While Sloane certainly is a Jury Master the book has little to do with him being a lawyer.
The opening of the book does show why he is called the Jury Master. Sloane has a rare, almost mystical, talent for connecting with and persuading juries. His closing address wins a case for the defendants in a wrongful death suit. He has regrets over his success.
I was hoping I would learn more about his mastery of juries. Instead, the book veered into a thriller.
Joe Branick, special assistant to the President of the United States, dies in a park in West Virginia. For reasons Sloane cannot fathom Branick, the day he died, was trying to contact Sloane.
Charles Town, West Virginia detective, Tom Molia known to all as “Mole”, balks at the swift effort to have Branick’s death declared a suicide. He is uneasy partly because a young policeman responding to the report of death has disappeared.

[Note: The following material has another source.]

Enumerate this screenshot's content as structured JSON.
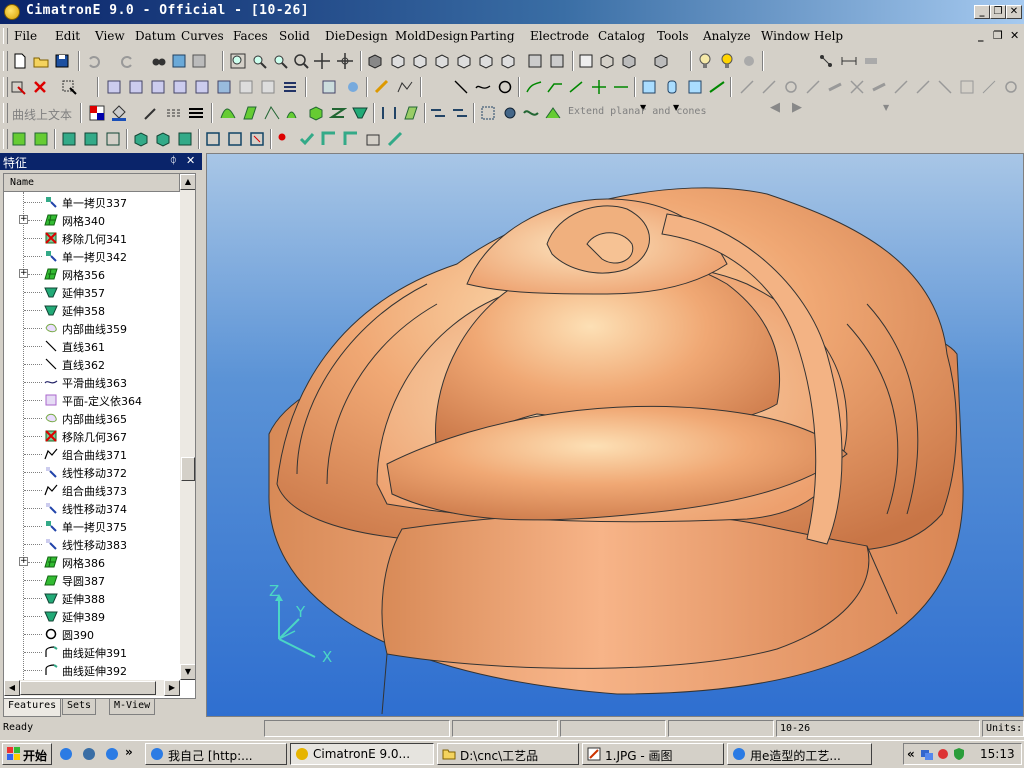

Rivers Jones from the Federal Department of Justice, acting on the personal instructions of Parker Madsen the White House Chief of Staff, takes over the investigation into Branick’s death. Mole is even more suspicious.
Finally, in rural Washington, Charles Jenkins a retired CIA operative gets a visit from Alex Hart from the Federal Government. What she brings with her shocks Jenkins.
From there the book races along at excellent thriller pace. There is the occasional need to suspend belief but nothing extreme.
There is a conspiracy at play that is also more credible than the average fictional conspiracy.
Sloane is mystified as he cannot ever recall having a connection to Branick. He does not recall ever dealing with him or working with him or even meeting him.
Aiding Sloane is his long time personal assistant, Tina. She is the assistant of a lawyer’s dreams keeping the office in order and meeting Sloane’s needs almost quicker than he tells what is to be done.
Dugoni does well in letting the reader and Sloane work out the conspiracy. It is frightenly plausible.
It was interesting to receive background on Sloane. He had orphaned at 7 by an accident and raised in foster homes. His youth had been a struggle. Joining the U.S. Marines at 17 set him on his path to success. In this book Sloane is based in San Francisco. By Murder One he is in the state of Washington.
If you are looking for a thriller with a lawyer it is a good book. If you want a legal mystery, move on to a different book. I will still characterize it as a legal mystery for the main character is a lawyer and there are elements of law in the book. (Apr. 9/14)